One day, Kyle visited the airport, more cheery than usual. Mr. Reynolds was happy to hear such a tone. Kyle was excited, but Mr. Reynolds could sense he had some important news to share.
“Mr. Reynolds, I’ve loved spending these past few years with you. I owe so much to you. You’ve been my only green friend in a sea of orange. But I’m going to find some green people. I’ve joined the Peace Corps, Mr. Reynolds! I’m going out to make my presence known in the world. So, I’m going to be gone. For a long time . . . and I just wanted to say . . . goodbye.”
The boy hugged the old man. The old man smiled, “Goodbye, son.” He grabbed the back of the boy’s head, massaging it gently but gripping onto it well. He reached for his old army knife in his pocket, switched it so the blade was out and stabbed the boy in where he could feel his eye sockets were.
Kyle fell, screaming as several orange people gasped and rushed to help him, having watched the gruesome scene. As his eyes bled out, Mr. Reynolds leaned to the boy’s ear, “Listen, boy! No one like you . . . with such hatred . . . with such intolerance in your heart . . . no one like you deserves to know who is green and who is orange!”
Copyright © 2019 by Aaron Schwartz.
About the Author
Aaron Schwartz is making his writing debut with this being his first publication ever. He lives in Gaithersburg, Maryland.
At the Beginning, on the Edge
On the first day at the edge
of winter’s town, snow still piled
along the tracks in March
across sage fields—
the street ends here
the bleak desert starts.
I sit in my unheated house
on a ten-dollar camp chair,
stare out bare windows
with bare floors, white walls
empty shelves, echoes.
I possess one spoon
a pad and blanket
towel and toothbrush
bar of soap, no salt
still peeling labels
off my new refrigerator
still no porch light, no
shower curtain, nothing
to eat but instant oatmeal,
banana, packaged muffin
from the motel at the edge
of town where winter clings

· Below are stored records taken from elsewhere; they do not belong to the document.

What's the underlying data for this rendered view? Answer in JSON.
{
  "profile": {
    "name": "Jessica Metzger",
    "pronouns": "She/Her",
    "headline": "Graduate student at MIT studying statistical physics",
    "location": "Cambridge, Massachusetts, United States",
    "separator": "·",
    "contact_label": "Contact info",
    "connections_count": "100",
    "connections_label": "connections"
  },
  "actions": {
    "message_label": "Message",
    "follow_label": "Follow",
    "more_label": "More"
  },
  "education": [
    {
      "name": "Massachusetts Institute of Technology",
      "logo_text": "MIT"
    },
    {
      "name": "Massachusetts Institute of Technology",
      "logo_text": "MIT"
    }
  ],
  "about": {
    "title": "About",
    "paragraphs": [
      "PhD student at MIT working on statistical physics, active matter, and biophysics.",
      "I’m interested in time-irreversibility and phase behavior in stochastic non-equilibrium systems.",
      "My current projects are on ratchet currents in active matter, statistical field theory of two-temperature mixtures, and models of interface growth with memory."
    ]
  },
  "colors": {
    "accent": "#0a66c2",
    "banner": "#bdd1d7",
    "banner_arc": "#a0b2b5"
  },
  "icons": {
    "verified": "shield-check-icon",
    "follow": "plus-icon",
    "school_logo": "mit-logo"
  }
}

to the snowy hills, frozen
mud covers the garbage
and debris littering
the fields— winter will end
I can see the desert from
my window before darkness
falls at 5:30. I sit at the edge
of night, wrapped in my blanket
waiting for my furniture, spring,
or the sagebrush to bloom.
Copyright © 2019 by Emily Strauss.
Watch a small lost child
anchored on gray boulders
fixed to the land, visible far off
on a ridge, up a canyon.
Watch the child’s tears, fearing
the next step, frozen on the ledge
unable to move forward
the path too precipitous
a drop of a thousand feet
and her feet will not move,
a leap too dangerous.
She could remain motionless
on the mountain forever,
a body slow-buried
in the glacier, the child
abandoned to air and wind
the lost child never retrieved,
a suite of bones later washed
down the canyon by melting snow.
Of course the foot will move
off the edge of the rock face,
the child will arrive shaken
but intact, energy rising through
the pelvis, the gut, the throat.
It is then the child sees a woman
reflected in the still river
and knows— this I am, here,
now I am— saved, sound
sufficient, her inner child fears
dissipating, energy strengthened
by the river’s flow, through the dawn
of a woman’s conception.
Copyright © 2019 by Emily Strauss.
About the Author
Emily Strauss has an M.A. in English, but is self-taught in poetry, which she has written since college Over 450 of her poems appear in a wide variety of online venues and in anthologies, in the U.S. and abroad. She is a Best of the Net and two-time Pushcart nominee. The natural world of the American West is generally her framework; she also considers the narratives of people and places around her. She is a retired teacher and lives in Oregon.